Despite is beauty and the worldwide fame of its sherry, Jerez is often overlooked by visitors to Andalusia, the majority of whom tend to target Granada, Córdoba and Seville instead. Its status as something of an underdog city will appeal to travellers who like exploring places off the beaten tourist track, and those who do visit will find plenty to enjoy.
The city’s most famous and sought-after export is sherry, specifically the González Byass and Tío Pepe brands (the former of which owns the latter). González Byass was founded in 1835 by Manuel Maria González Angel (later joined by his English agent, Robert Blake Byass), a statue of whom stands outside the sherry’s beautiful bodega in the city centre. Tours of the cellar and sherry tastings are available.
The pure-bred Spanish horse (pura raza Española) is as inextricable from Jerezano culture as sherry. These magnificent animals are among the finest horses in the world (Jerezanos, naturally, say they are the finest) and are specially trained for the spectacular equestrian ballets staged by the Real Escual Andaluza del Arte Ecuestra (see the events calendar for show times). You can read our in-depth look at this must-see show here.
It won’t take you more than about 10 minutes to be completely seduced by Jerez’s old town. Check out Plaza de la Yebra, home to a romantic cluster of tapas bars that are popular with the locals, and admire the elegantly dilapidated 15th-century church on Plaza de la Ascunción. For morning coffee or early evening drinks, try Plaza del Arenal, once the grand setting for bullfights and equestrian displays.
To drink like the locals in Jerez, head to one of the old-school sherry bars. Known as tabancos, these characterful places specialise in the city’s signature tipple, serving everything from dry, clear finos to dark and sweet olorosos. Visit the wonderful Tabanco San Pablo for a highly concentrated hit of Jerezano culture, or seek out Tablanco El Pasaje for its intimate live flamenco.
As its name suggests, the first of Jerez’s two annual festivals is dedicated to the city’s equine stars. The Horse Fair, which runs for a week early May (5–12 this year) is a intimate and joyful celebration that takes place on a palm fringed fairground – recinto – on the outskirts of the city. Grab a rebujito – a fino sherry mixed with 7UP – and watch the locals show off their beautiful horses.
Though understated compared to the majestic Alcazars of Córdoba and Seville, Jerez’s Moorish residence and defence complex is still worth a visit. Originally dating from the 11th century and extensively rebuilt in the 12th, the fortress’s most notable remaining features are the walls and the 14th-century octagonal Ponce de León tower. An attractive, tranquil park spreads itself out on the Alcazar’s northwest side.
Constructed as a collegiate church between 1695 and 1778, this mighty gothic-baroque building was only officially designated a cathedral in 1980. Uniquely, the tower stands apart from the main structure: it is the only surviving feature of the smaller church that was demolished to make way for the cathedral.

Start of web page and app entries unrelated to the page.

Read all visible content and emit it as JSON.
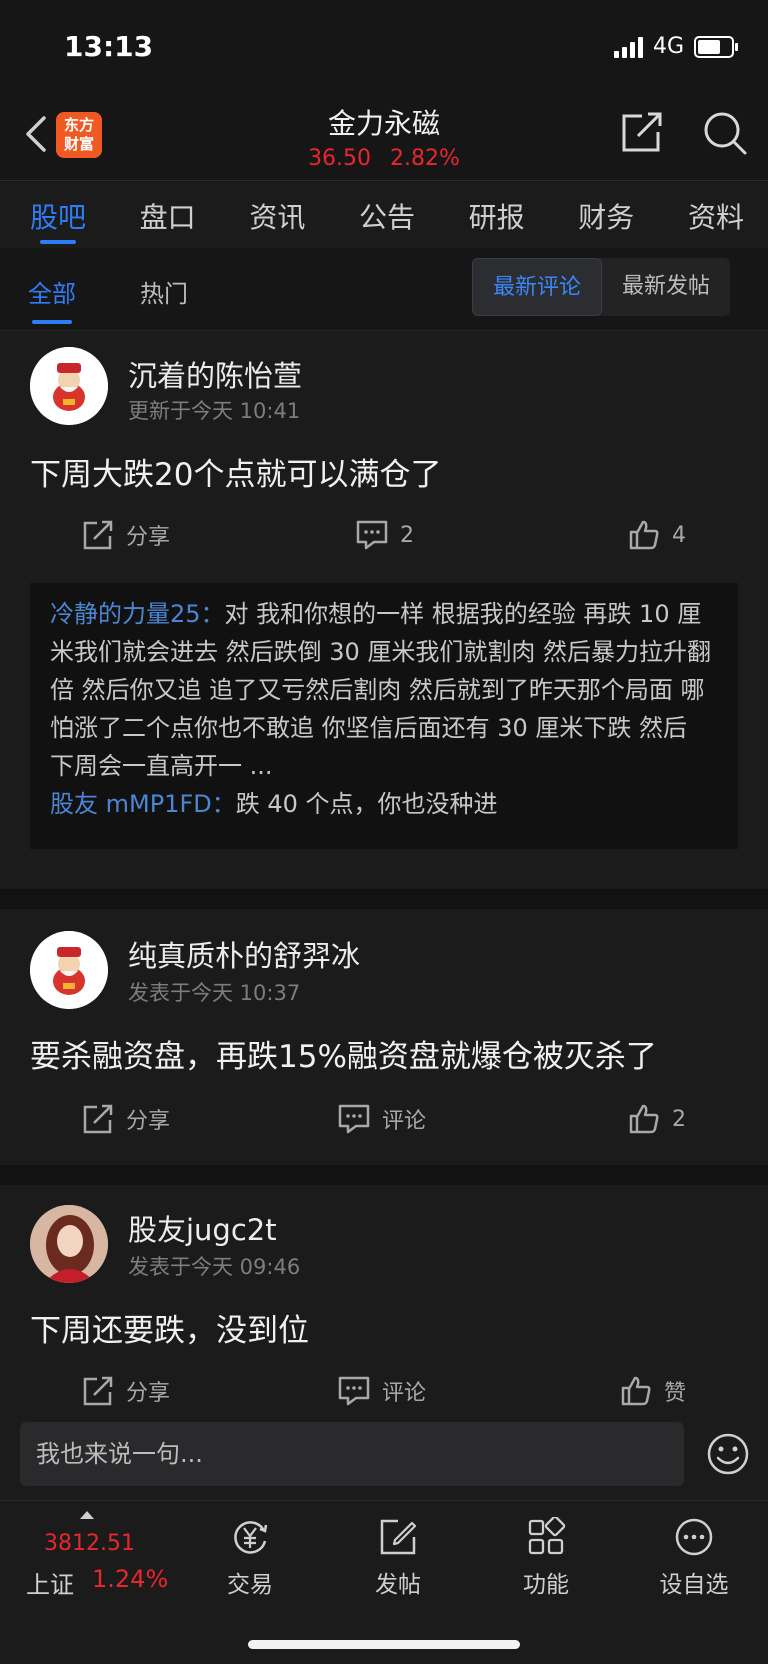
{
  "status": {
    "time": "13:13",
    "network": "4G"
  },
  "header": {
    "logo_line1": "东方",
    "logo_line2": "财富",
    "title": "金力永磁",
    "price": "36.50",
    "change": "2.82%"
  },
  "tabs": [
    "股吧",
    "盘口",
    "资讯",
    "公告",
    "研报",
    "财务",
    "资料"
  ],
  "filters": {
    "all": "全部",
    "hot": "热门",
    "latest_comment": "最新评论",
    "latest_post": "最新发帖"
  },
  "posts": [
    {
      "user": "沉着的陈怡萱",
      "time": "更新于今天 10:41",
      "text": "下周大跌20个点就可以满仓了",
      "share": "分享",
      "comments": "2",
      "likes": "4",
      "replies": [
        {
          "who": "冷静的力量25：",
          "text": "对 我和你想的一样 根据我的经验 再跌 10 厘米我们就会进去 然后跌倒 30 厘米我们就割肉 然后暴力拉升翻倍 然后你又追 追了又亏然后割肉 然后就到了昨天那个局面 哪怕涨了二个点你也不敢追 你坚信后面还有 30 厘米下跌 然后 下周会一直高开一 ..."
        },
        {
          "who": "股友 mMP1FD：",
          "text": "跌 40 个点，你也没种进"
        }
      ]
    },
    {
      "user": "纯真质朴的舒羿冰",
      "time": "发表于今天 10:37",
      "text": "要杀融资盘，再跌15%融资盘就爆仓被灭杀了",
      "share": "分享",
      "comments": "评论",
      "likes": "2"
    },
    {
      "user": "股友jugc2t",
      "time": "发表于今天 09:46",
      "text": "下周还要跌，没到位",
      "share": "分享",
      "comments": "评论",
      "likes": "赞"
    }
  ],
  "input": {
    "placeholder": "我也来说一句..."
  },
  "bottom": {
    "index_value": "3812.51",
    "index_name": "上证",
    "index_change": "1.24%",
    "trade": "交易",
    "post": "发帖",
    "functions": "功能",
    "watchlist": "设自选"
  },
  "colors": {
    "accent": "#2f7df6",
    "up": "#e8262c",
    "brand": "#f05a22"
  }
}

Inside, you’ll find La Virgen Niña by the 17th-century Spanish painter Francisco de Zurbarán.
The second of Jerez’s annual festivals is the delightful Feria de la Vendimia, or Grape Harvest Festival, which takes place in September (this year from September 1 to 17). Originally celebrated to mark the beginning of the grape harvest – so crucial to Jerez’s wine and sherry industries – it now features equestrian shows, flamenco performances and a street market. Don’t miss the Treading of the Grapes (Pisa de la Uva), which usually occurs on September 8 on the steps of the cathedral.

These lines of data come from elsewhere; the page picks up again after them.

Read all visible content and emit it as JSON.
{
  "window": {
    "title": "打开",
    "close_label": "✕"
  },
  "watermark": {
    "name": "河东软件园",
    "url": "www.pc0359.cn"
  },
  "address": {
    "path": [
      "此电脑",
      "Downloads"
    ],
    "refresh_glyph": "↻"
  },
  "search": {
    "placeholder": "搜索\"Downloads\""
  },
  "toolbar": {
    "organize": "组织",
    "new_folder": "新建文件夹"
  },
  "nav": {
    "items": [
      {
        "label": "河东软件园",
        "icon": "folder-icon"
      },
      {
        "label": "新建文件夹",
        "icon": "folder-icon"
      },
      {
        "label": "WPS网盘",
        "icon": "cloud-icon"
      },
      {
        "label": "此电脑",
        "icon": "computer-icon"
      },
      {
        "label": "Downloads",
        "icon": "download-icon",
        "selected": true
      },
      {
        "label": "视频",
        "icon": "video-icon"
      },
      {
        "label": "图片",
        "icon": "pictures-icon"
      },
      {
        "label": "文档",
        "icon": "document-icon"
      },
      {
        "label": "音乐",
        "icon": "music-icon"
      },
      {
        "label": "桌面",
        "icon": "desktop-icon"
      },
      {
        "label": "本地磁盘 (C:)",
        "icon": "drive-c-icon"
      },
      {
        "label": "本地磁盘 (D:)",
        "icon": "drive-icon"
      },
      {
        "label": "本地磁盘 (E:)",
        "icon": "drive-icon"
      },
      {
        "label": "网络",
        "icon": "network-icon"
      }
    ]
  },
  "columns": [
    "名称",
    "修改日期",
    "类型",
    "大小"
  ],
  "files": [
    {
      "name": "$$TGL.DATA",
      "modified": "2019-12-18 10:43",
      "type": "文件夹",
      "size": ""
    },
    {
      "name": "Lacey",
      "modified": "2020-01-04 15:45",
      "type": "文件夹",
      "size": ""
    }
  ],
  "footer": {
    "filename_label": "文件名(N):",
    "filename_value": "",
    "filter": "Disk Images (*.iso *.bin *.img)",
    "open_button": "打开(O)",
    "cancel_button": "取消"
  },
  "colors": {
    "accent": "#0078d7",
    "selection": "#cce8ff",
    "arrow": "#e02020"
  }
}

Many aficionados will tell you that Jerez is the true home of flamenco; certainly, some of its most famous modern practitioners hail from here, including the dancer Lola Flores and the singer José Mercé. You can learn more about this singular art at the city’s superb Andalusian Flamenco Centre and enjoy live performances at the annual Flamenco Festival, held in late February or early March.
The gypsy-flamenco barrio of Santiago occupies the northwestern chunk of Jerez. A whitewashed labyrinth of beautifully scruffy townhouses and attractive squares, this was where flamenco star José Mercé was born; indeed, he earned his nickname by singing in the choir at the local Merced church. Strains of the art form’s distinctive voice and guitar drift through the narrow streets as you wander.
Discover the unwritten history of flamenco, from its origins to its musical structure.